Work item: Reproduce the data in its entirety, exactly as supplied.

Entries shown:

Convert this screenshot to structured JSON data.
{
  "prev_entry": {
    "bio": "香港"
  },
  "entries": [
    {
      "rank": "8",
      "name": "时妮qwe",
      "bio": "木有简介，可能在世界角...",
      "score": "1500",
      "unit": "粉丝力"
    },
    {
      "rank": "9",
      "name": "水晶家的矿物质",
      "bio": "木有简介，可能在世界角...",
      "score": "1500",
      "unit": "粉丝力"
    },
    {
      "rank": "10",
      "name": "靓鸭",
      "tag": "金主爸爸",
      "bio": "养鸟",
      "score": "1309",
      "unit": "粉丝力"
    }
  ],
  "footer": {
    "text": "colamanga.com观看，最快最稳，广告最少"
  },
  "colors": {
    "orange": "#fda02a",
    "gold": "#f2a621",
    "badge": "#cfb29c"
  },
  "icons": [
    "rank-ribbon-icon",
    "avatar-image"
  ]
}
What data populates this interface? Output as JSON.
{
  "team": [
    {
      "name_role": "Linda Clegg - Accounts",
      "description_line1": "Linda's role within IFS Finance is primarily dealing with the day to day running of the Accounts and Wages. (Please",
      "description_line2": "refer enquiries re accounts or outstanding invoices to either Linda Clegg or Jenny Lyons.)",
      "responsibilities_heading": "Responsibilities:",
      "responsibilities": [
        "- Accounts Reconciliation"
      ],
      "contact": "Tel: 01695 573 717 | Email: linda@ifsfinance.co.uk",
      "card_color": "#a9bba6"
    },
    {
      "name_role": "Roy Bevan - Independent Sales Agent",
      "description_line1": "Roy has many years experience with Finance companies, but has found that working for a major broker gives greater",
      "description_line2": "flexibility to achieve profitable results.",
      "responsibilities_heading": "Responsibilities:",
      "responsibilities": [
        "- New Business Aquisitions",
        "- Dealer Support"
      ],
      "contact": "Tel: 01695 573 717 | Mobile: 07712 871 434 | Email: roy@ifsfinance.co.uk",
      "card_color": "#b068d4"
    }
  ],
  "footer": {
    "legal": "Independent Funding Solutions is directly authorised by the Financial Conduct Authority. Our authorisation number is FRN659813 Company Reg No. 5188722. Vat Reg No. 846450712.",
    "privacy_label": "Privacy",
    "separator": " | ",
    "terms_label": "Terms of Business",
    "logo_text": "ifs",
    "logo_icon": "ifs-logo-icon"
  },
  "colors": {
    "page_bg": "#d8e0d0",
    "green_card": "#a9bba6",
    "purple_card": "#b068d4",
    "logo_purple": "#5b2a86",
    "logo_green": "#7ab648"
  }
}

Expected answer:
Convert this screenshot to structured JSON data.
{
  "prev_entry": {
    "bio": "香港"
  },
  "entries": [
    {
      "rank": "8",
      "name": "时妮qwe",
      "bio": "木有简介，可能在世界角...",
      "score": "1500",
      "unit": "粉丝力"
    },
    {
      "rank": "9",
      "name": "水晶家的矿物质",
      "bio": "木有简介，可能在世界角...",
      "score": "1500",
      "unit": "粉丝力"
    },
    {
      "rank": "10",
      "name": "靓鸭",
      "tag": "金主爸爸",
      "bio": "养鸟",
      "score": "1309",
      "unit": "粉丝力"
    }
  ],
  "footer": {
    "text": "colamanga.com观看，最快最稳，广告最少"
  },
  "colors": {
    "orange": "#fda02a",
    "gold": "#f2a621",
    "badge": "#cfb29c"
  },
  "icons": [
    "rank-ribbon-icon",
    "avatar-image"
  ]
}
What data populates this interface? Output as JSON.
{
  "team": [
    {
      "name_role": "Linda Clegg - Accounts",
      "description_line1": "Linda's role within IFS Finance is primarily dealing with the day to day running of the Accounts and Wages. (Please",
      "description_line2": "refer enquiries re accounts or outstanding invoices to either Linda Clegg or Jenny Lyons.)",
      "responsibilities_heading": "Responsibilities:",
      "responsibilities": [
        "- Accounts Reconciliation"
      ],
      "contact": "Tel: 01695 573 717 | Email: linda@ifsfinance.co.uk",
      "card_color": "#a9bba6"
    },
    {
      "name_role": "Roy Bevan - Independent Sales Agent",
      "description_line1": "Roy has many years experience with Finance companies, but has found that working for a major broker gives greater",
      "description_line2": "flexibility to achieve profitable results.",
      "responsibilities_heading": "Responsibilities:",
      "responsibilities": [
        "- New Business Aquisitions",
        "- Dealer Support"
      ],
      "contact": "Tel: 01695 573 717 | Mobile: 07712 871 434 | Email: roy@ifsfinance.co.uk",
      "card_color": "#b068d4"
    }
  ],
  "footer": {
    "legal": "Independent Funding Solutions is directly authorised by the Financial Conduct Authority. Our authorisation number is FRN659813 Company Reg No. 5188722. Vat Reg No. 846450712.",
    "privacy_label": "Privacy",
    "separator": " | ",
    "terms_label": "Terms of Business",
    "logo_text": "ifs",
    "logo_icon": "ifs-logo-icon"
  },
  "colors": {
    "page_bg": "#d8e0d0",
    "green_card": "#a9bba6",
    "purple_card": "#b068d4",
    "logo_purple": "#5b2a86",
    "logo_green": "#7ab648"
  }
}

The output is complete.